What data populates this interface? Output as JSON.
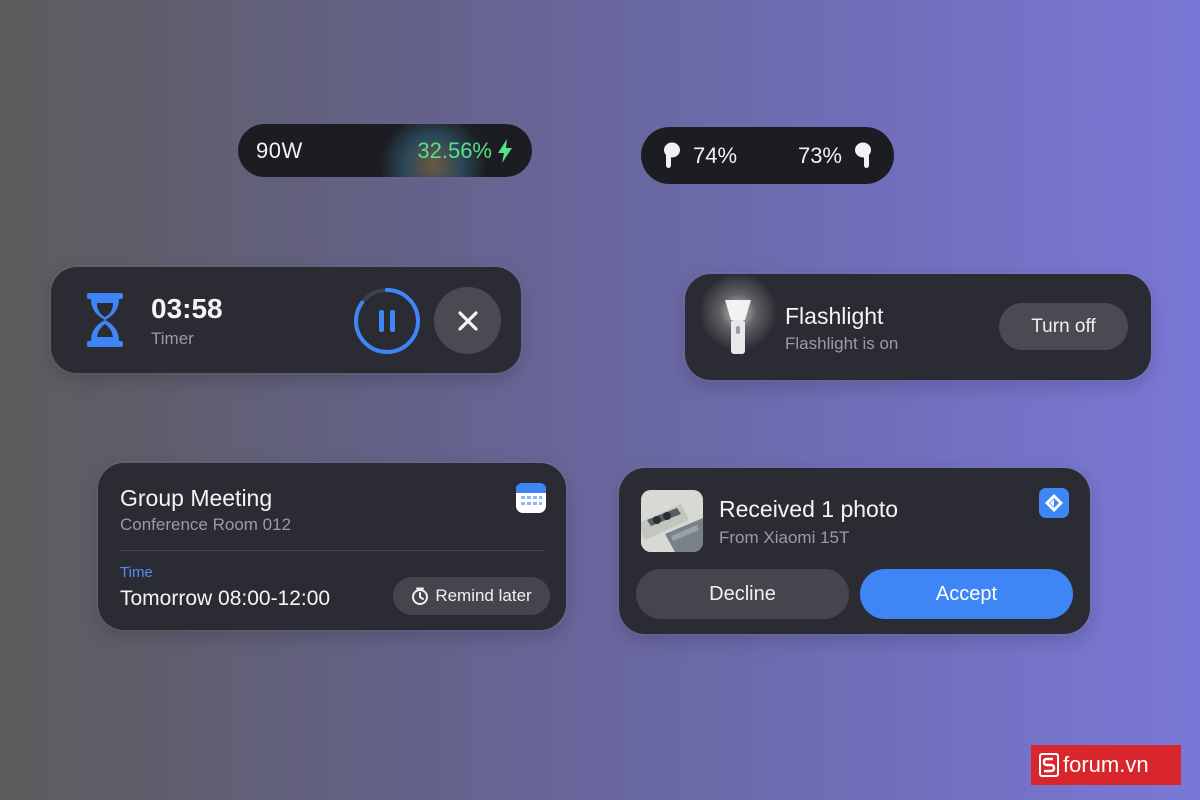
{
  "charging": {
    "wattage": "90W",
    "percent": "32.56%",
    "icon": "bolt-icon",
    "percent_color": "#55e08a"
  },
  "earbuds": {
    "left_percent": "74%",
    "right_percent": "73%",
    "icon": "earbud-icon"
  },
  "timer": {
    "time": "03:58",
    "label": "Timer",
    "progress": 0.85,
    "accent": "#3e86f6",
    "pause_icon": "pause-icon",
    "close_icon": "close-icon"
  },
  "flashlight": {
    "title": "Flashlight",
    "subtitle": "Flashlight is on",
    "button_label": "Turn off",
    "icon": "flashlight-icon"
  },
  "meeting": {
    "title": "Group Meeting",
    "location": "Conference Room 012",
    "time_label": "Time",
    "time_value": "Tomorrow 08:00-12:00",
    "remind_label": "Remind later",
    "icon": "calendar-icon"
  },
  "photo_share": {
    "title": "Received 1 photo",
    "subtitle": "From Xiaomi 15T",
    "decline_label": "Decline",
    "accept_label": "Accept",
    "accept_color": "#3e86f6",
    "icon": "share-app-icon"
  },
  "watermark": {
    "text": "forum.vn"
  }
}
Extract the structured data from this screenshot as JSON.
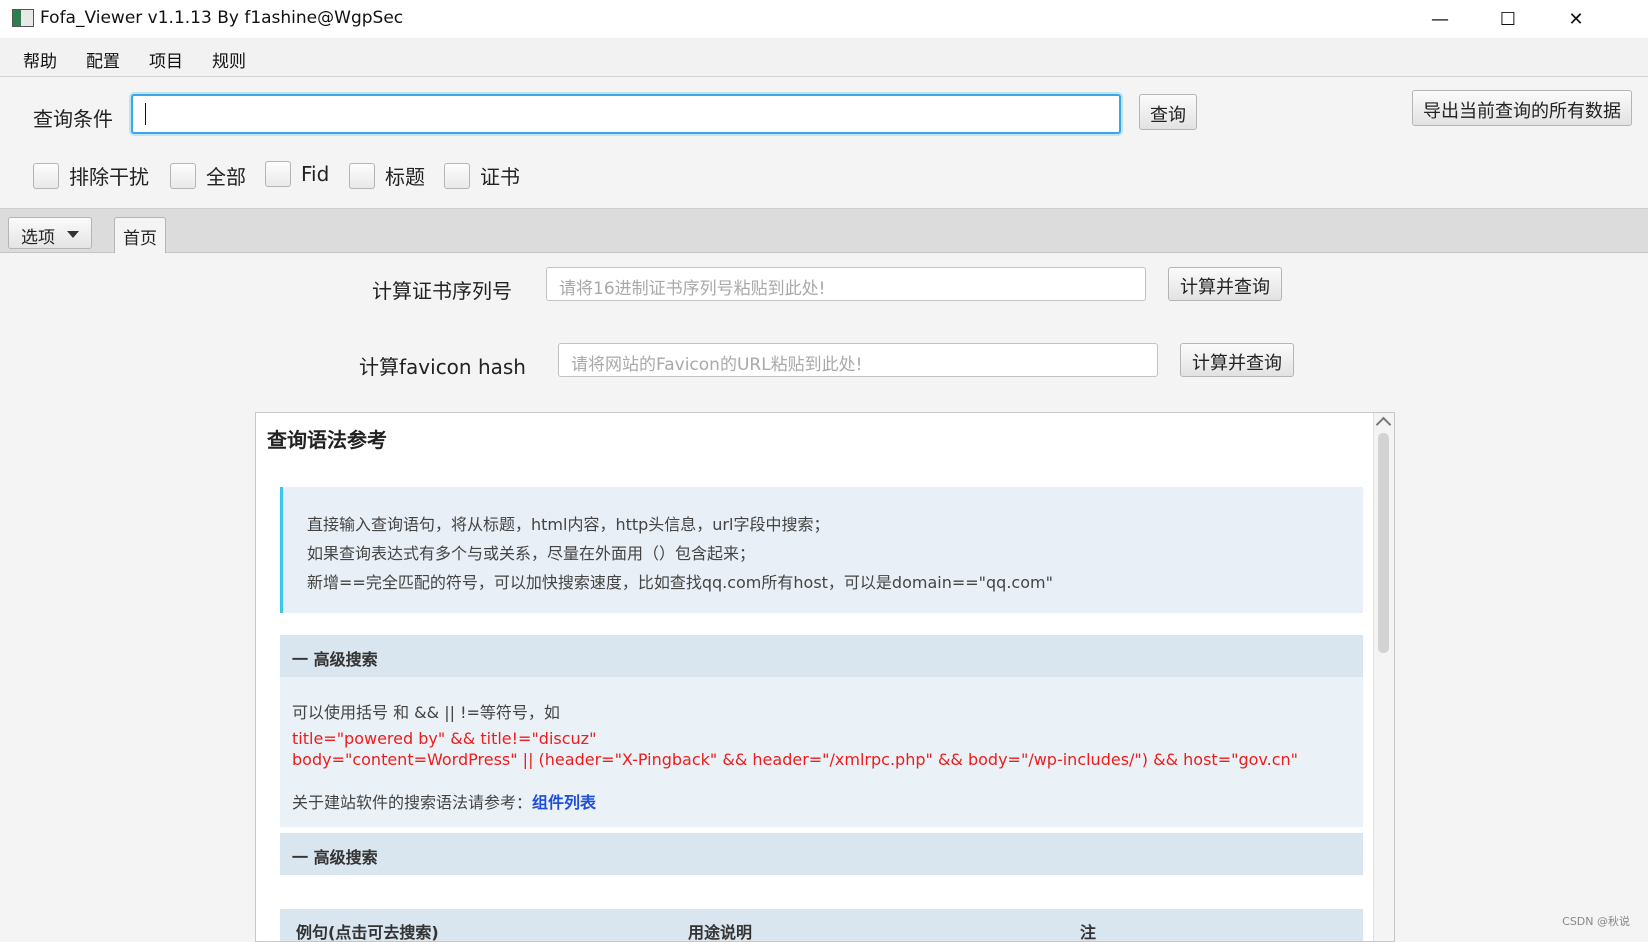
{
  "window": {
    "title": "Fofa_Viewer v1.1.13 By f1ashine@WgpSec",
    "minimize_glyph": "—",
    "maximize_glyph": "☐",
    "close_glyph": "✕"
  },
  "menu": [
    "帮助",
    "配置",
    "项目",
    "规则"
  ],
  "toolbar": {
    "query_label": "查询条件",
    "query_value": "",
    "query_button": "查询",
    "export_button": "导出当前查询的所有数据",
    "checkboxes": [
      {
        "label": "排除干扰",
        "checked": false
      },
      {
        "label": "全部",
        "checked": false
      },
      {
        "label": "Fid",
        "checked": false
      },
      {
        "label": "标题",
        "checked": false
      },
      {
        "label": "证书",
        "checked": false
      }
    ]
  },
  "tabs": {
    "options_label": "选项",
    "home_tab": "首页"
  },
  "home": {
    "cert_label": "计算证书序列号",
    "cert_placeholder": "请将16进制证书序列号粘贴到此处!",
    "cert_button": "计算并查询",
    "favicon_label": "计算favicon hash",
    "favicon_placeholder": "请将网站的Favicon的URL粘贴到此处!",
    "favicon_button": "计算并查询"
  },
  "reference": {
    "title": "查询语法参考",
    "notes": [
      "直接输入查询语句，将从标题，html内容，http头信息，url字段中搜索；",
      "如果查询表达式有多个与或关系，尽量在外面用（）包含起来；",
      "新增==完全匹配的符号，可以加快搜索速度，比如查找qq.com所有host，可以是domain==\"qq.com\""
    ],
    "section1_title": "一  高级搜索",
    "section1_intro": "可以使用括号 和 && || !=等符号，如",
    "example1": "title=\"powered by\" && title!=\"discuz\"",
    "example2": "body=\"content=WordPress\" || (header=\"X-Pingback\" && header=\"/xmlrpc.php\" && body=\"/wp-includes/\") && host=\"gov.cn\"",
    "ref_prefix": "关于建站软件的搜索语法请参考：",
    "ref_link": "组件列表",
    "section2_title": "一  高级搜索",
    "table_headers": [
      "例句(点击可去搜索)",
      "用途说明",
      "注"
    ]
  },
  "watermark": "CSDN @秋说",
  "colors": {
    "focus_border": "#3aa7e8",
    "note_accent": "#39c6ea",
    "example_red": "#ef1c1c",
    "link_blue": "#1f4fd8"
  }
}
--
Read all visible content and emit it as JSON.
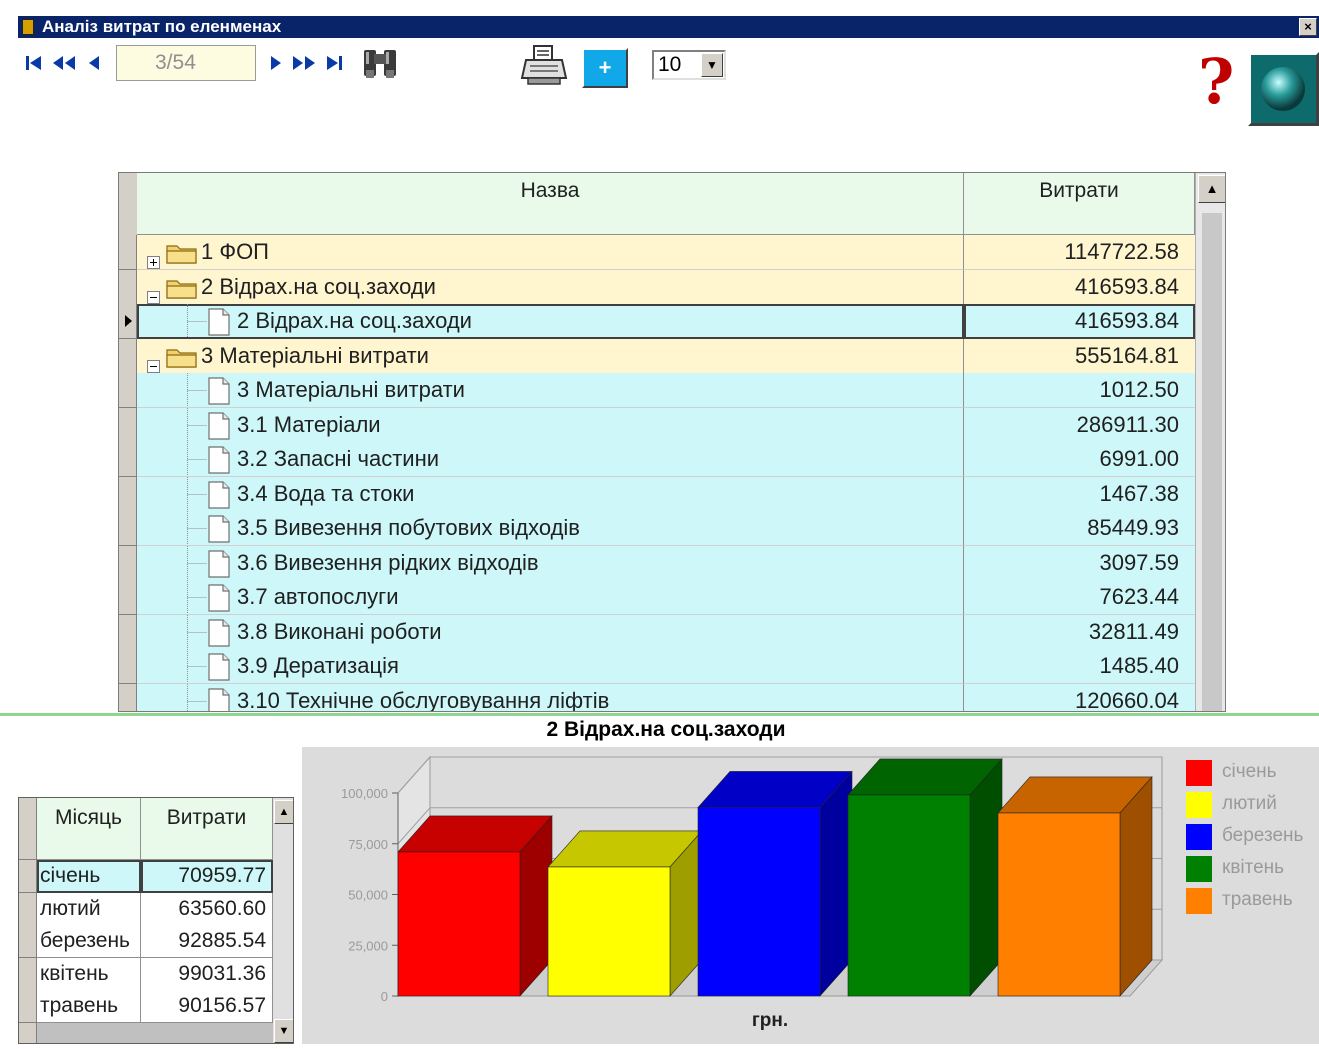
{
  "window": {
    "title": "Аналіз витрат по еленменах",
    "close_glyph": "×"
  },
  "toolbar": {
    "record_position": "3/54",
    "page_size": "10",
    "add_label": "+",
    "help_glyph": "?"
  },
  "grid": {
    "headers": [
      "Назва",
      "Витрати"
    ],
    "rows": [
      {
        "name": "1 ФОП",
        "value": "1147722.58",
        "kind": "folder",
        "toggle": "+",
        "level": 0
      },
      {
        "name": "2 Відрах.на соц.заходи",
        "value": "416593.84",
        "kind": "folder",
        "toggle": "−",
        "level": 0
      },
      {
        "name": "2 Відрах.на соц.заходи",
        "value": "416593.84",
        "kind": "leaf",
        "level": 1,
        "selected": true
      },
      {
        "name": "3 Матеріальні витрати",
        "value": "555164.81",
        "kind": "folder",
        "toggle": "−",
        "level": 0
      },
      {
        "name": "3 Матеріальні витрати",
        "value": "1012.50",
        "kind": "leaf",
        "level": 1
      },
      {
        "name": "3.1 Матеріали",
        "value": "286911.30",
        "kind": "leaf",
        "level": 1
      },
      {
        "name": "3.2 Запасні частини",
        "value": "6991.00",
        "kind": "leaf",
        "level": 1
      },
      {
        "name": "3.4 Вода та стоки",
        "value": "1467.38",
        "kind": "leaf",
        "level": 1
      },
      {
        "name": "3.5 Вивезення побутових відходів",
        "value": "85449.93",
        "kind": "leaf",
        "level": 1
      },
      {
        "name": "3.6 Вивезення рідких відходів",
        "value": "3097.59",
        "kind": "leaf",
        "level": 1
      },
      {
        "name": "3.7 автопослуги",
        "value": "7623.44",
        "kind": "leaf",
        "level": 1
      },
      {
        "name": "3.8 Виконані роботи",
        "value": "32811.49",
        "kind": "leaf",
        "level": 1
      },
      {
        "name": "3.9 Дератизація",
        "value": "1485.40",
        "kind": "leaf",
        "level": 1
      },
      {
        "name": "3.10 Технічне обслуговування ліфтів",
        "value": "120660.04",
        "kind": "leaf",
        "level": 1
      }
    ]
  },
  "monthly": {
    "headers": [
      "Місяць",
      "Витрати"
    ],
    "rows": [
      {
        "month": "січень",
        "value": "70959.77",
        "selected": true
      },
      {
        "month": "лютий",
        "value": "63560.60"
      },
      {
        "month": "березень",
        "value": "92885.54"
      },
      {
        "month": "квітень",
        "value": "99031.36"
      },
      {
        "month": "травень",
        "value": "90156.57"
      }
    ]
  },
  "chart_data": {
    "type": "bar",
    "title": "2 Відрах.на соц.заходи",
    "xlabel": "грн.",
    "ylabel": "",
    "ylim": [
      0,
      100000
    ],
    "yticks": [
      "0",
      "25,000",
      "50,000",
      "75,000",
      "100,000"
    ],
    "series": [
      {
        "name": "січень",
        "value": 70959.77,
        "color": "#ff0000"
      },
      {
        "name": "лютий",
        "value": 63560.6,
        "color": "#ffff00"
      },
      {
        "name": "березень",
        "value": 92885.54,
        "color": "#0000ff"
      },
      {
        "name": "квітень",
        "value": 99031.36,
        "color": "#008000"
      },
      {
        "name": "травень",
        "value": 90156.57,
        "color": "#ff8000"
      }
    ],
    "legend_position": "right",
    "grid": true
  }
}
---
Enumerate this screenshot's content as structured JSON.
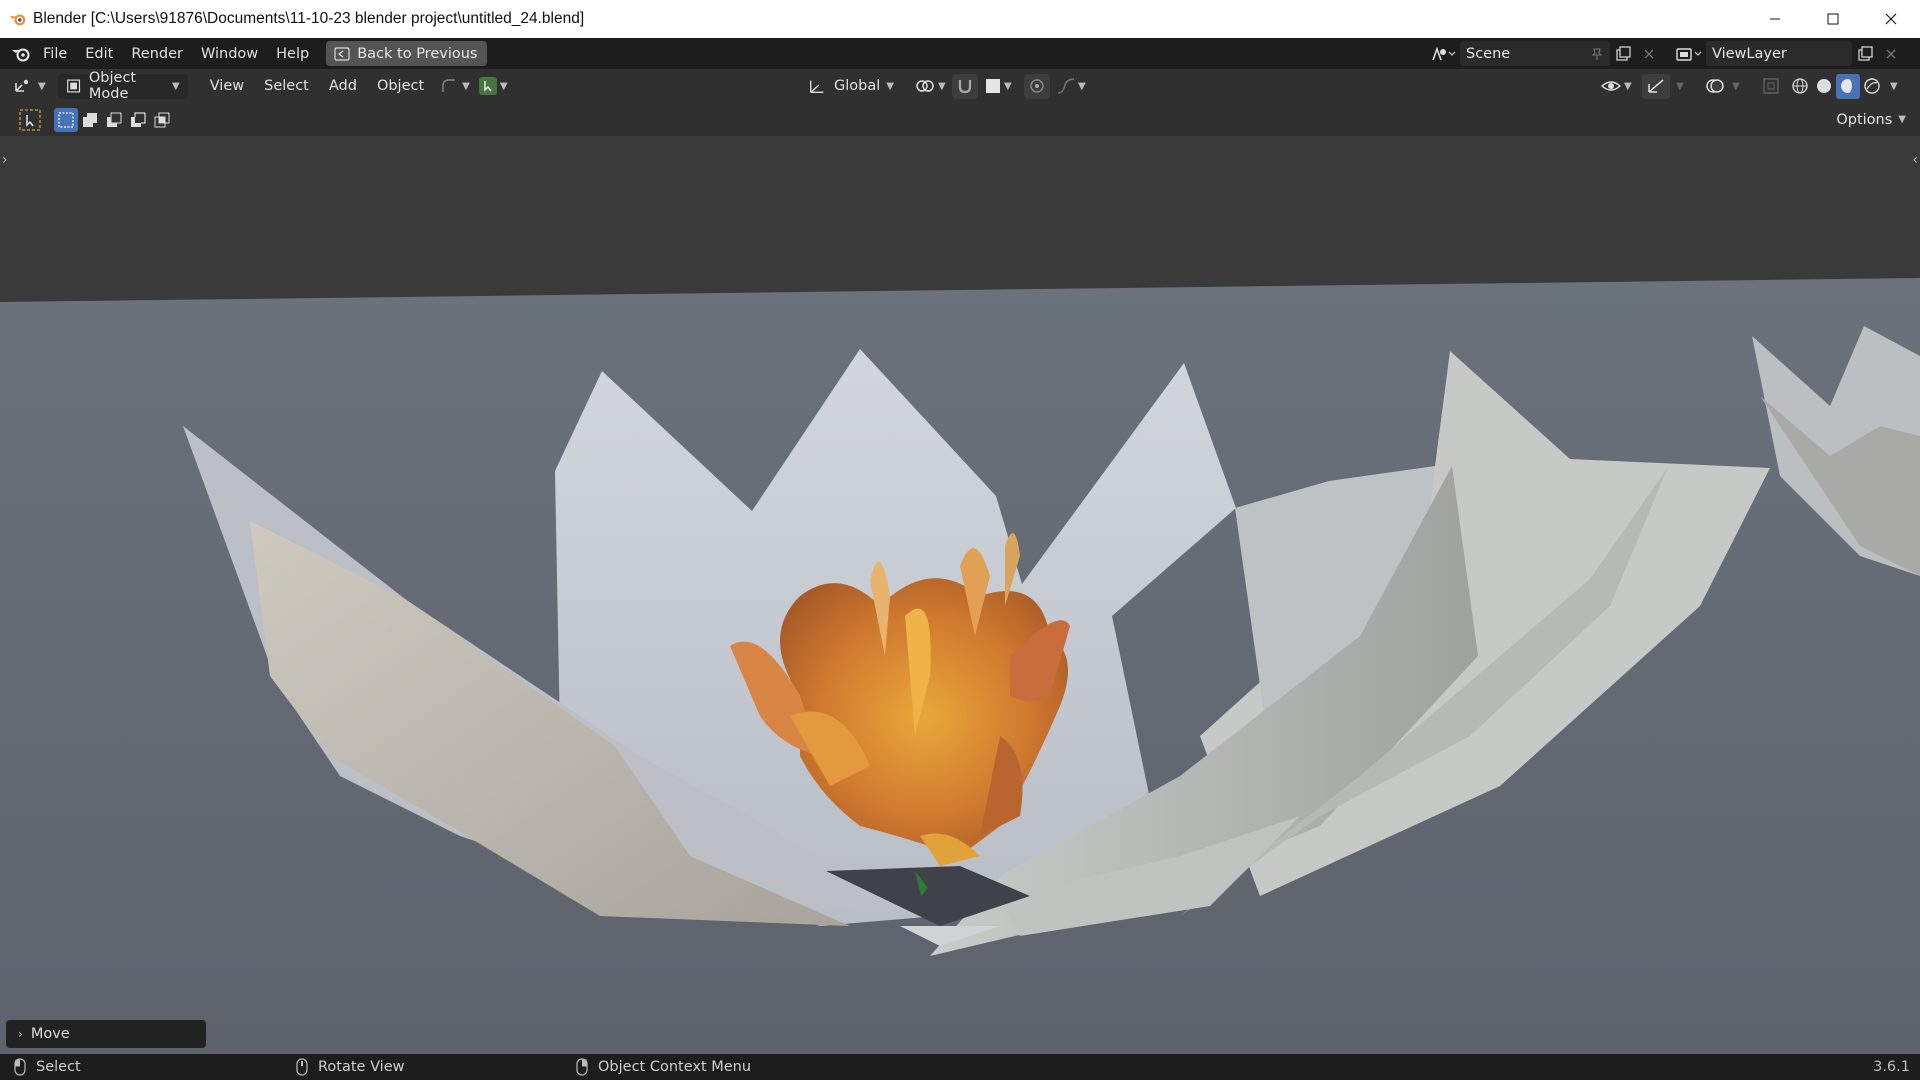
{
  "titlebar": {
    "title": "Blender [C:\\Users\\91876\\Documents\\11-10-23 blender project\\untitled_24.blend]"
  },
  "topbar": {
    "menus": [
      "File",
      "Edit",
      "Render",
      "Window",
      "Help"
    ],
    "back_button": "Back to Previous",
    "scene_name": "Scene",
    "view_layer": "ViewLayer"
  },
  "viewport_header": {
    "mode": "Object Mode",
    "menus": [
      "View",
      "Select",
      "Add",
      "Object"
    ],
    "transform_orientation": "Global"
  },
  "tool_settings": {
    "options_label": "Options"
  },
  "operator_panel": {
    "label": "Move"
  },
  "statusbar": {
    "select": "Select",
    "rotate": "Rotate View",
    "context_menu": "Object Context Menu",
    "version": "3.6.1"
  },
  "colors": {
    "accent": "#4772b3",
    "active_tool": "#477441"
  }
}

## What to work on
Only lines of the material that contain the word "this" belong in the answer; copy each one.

## Your solution
What data populates this interface? Output as JSON.
Extract the structured data from this screenshot as JSON.
Enumerate this screenshot's content as structured JSON.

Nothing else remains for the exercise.